The A3 Report outline below is a typical A3 format which contains: a title for the report; relevant background information; description of the current situation or process using drawings and icons; description of the cause, which by utilizing the 5 whys, will uncover the root cause of the problem; another drawing containing the ideal condition; the user has space to suggest an alternate process, just like the soldier suggesting the use of a metal mess bowl; a brief plan on how to implement this ideal condition, a brief plan to ensure the ideal condition was achieved and space to measure the results.
It sounds simple enough, but we have found that if shortcuts are used, the process yields poor results. Although this method and this tool can quickly solve problems, it would be a mistake to think of the A3 method as a short-term strategy, it is not. In order to successfully implement the A3 method in all our hospitals, it required dedicated leadership at the highest levels of the hospital and our corporate office. It required a change in organizational behavior at all levels. It changed many from feeling powerless to empowered, from being overlooked to being valued – everyone, a part of the team.
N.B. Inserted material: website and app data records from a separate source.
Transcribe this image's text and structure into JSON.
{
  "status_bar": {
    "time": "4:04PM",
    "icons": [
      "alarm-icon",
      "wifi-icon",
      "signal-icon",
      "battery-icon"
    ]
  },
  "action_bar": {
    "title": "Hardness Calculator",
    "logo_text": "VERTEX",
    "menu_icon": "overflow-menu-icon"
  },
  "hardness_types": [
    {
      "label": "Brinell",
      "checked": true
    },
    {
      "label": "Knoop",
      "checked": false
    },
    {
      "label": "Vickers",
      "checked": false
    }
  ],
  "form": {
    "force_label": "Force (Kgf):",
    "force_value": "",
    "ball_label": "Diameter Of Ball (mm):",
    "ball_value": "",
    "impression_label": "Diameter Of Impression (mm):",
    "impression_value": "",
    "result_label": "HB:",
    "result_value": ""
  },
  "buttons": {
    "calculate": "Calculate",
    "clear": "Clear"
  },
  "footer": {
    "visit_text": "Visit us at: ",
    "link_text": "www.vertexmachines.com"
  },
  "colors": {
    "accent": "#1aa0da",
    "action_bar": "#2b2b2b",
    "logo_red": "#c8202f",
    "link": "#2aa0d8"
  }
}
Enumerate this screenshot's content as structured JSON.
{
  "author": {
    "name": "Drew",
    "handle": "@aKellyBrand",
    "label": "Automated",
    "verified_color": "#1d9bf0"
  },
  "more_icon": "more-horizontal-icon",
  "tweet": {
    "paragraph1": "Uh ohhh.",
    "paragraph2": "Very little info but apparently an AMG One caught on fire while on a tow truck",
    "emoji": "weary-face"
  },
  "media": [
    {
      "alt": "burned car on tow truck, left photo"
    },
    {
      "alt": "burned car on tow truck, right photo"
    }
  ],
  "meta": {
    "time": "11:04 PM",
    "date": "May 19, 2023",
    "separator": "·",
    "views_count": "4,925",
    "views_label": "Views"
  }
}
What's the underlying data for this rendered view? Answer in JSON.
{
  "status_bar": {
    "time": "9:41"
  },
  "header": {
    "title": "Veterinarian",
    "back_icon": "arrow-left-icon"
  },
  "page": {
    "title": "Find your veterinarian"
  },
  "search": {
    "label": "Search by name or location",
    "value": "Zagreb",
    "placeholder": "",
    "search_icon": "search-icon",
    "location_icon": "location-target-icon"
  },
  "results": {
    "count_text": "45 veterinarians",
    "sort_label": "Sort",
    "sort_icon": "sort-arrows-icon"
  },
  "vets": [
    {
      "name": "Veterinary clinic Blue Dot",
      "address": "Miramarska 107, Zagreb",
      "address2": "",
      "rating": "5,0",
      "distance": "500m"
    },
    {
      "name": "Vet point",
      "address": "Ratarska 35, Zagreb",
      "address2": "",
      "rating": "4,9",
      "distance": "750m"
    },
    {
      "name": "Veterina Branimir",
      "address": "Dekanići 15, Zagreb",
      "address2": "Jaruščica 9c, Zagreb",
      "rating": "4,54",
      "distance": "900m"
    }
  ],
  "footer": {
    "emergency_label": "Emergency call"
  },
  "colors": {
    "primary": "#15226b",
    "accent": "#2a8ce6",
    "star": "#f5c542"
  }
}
There are those who say that in today’s healthcare environment everyone is already too busy and that this tool requires too much time. However, the truth is that as problems are corrected and processes made more efficient, re-work, work-arounds and errors will be eliminated, leaving more time available for A3’s.
The beauty of the A3 method is that since services interact with other services in long value chains, when implemented and supported, the results expand ever broader until the entire organization improves and everyone benefits, most importantly our patients.
For more information on A3 see: “Understanding A3 Thinking: A Critical Component of Toyota’s PDCA Management System” by Durward K and Art Smalley.